THE PROBLEM:
What lines in the material hold the string "icon"? Copy out each of them.

SOURCE RECORDS:
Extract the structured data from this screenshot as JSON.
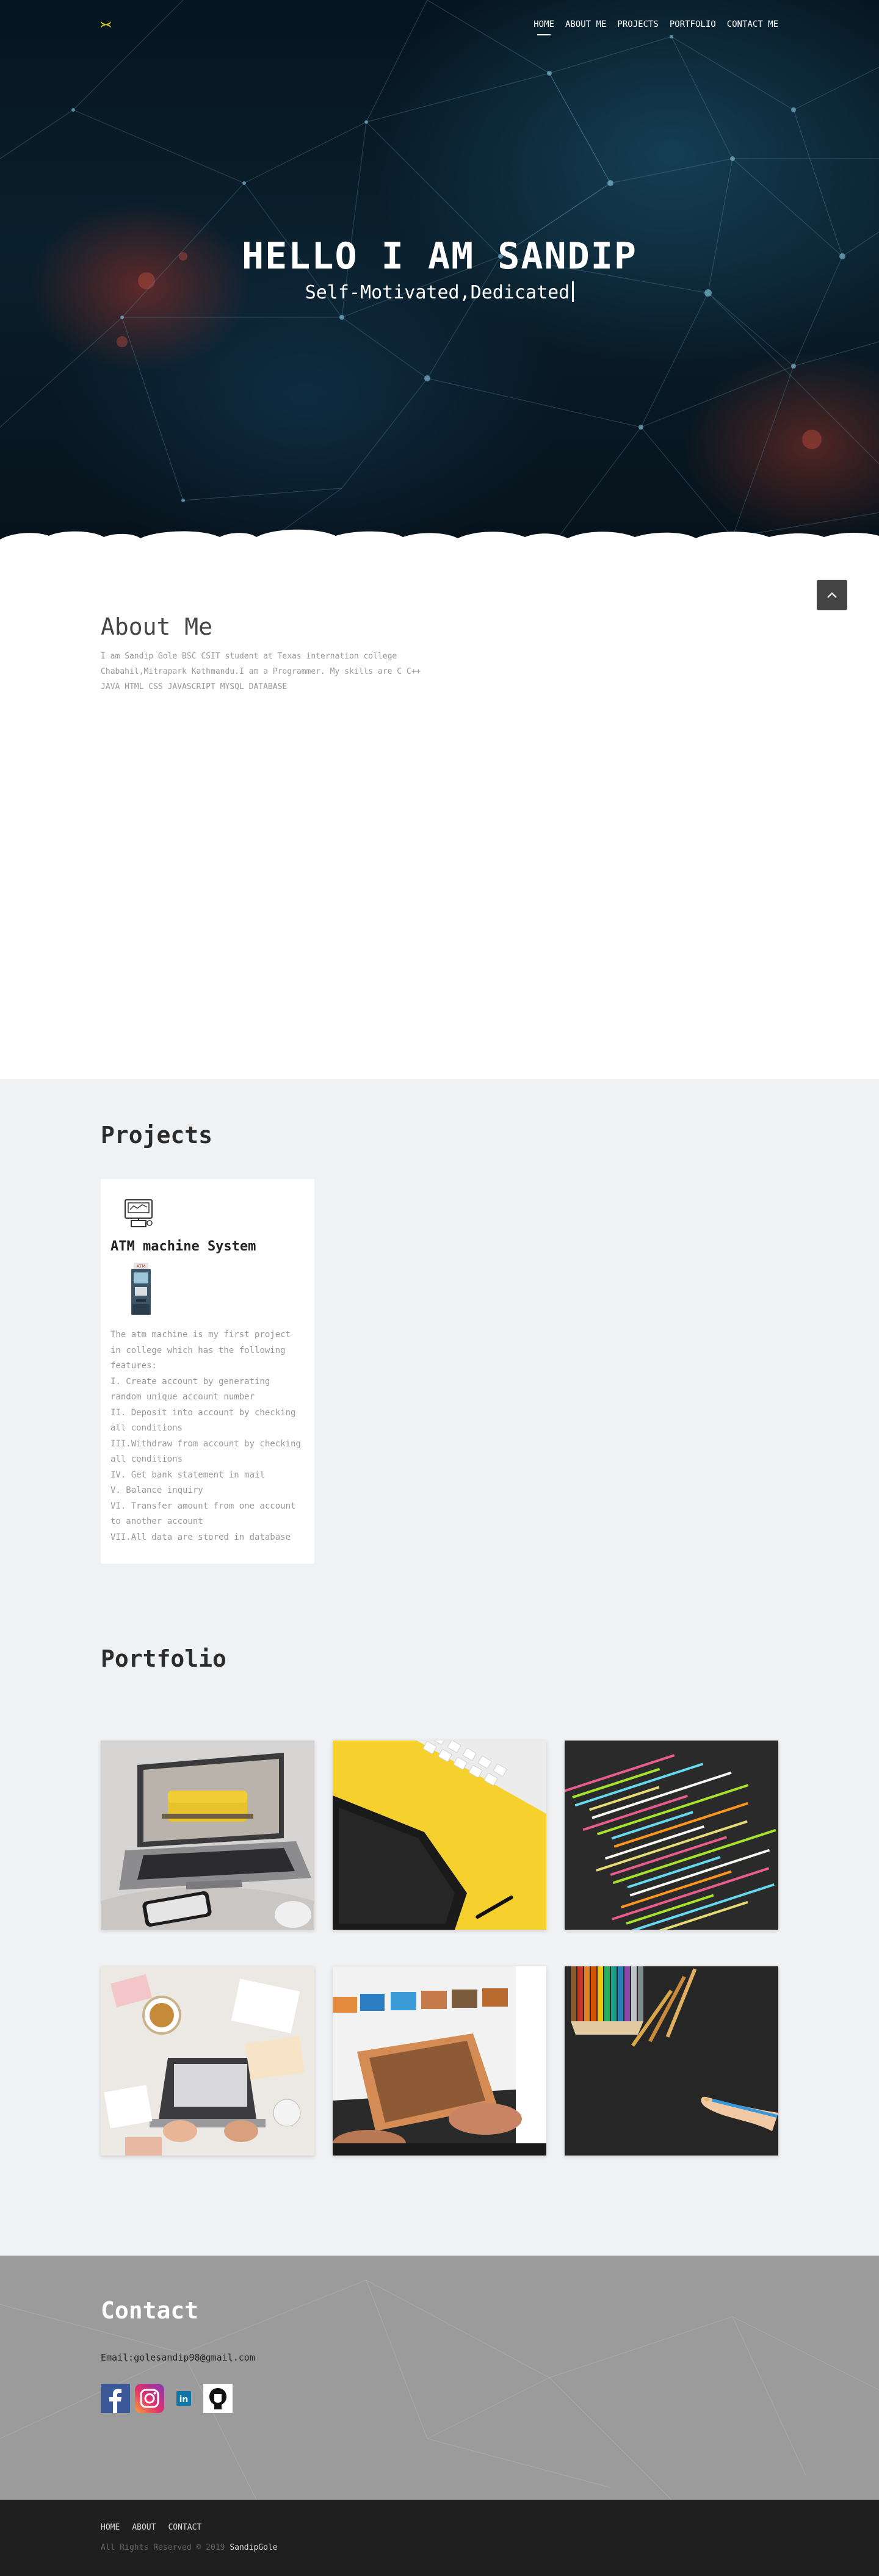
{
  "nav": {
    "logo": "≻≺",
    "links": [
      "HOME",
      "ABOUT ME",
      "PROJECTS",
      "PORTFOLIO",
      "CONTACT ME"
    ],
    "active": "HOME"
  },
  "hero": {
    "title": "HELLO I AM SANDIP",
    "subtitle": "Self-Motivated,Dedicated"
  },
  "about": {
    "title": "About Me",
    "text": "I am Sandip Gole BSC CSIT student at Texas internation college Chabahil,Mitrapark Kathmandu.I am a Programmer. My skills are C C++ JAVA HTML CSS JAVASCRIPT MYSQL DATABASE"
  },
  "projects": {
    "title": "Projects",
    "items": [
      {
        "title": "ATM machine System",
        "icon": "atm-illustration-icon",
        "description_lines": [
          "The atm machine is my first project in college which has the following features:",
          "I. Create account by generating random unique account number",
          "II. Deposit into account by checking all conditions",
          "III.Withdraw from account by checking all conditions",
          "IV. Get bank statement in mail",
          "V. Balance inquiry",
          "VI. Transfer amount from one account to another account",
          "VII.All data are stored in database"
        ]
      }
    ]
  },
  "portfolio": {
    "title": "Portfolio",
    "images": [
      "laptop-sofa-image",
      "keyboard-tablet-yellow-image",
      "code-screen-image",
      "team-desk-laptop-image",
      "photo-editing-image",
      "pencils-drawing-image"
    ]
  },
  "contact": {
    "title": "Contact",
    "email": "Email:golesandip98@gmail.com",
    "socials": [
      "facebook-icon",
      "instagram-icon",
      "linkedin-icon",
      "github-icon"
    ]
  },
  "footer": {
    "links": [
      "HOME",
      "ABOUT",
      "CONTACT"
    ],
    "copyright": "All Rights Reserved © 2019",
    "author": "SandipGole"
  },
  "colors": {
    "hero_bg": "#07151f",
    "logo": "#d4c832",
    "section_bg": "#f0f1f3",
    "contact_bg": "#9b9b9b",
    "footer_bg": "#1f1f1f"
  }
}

SOLUTION TO THIS TASK:
        "icon": "atm-illustration-icon",
      "facebook-icon",
      "instagram-icon",
      "linkedin-icon",
      "github-icon"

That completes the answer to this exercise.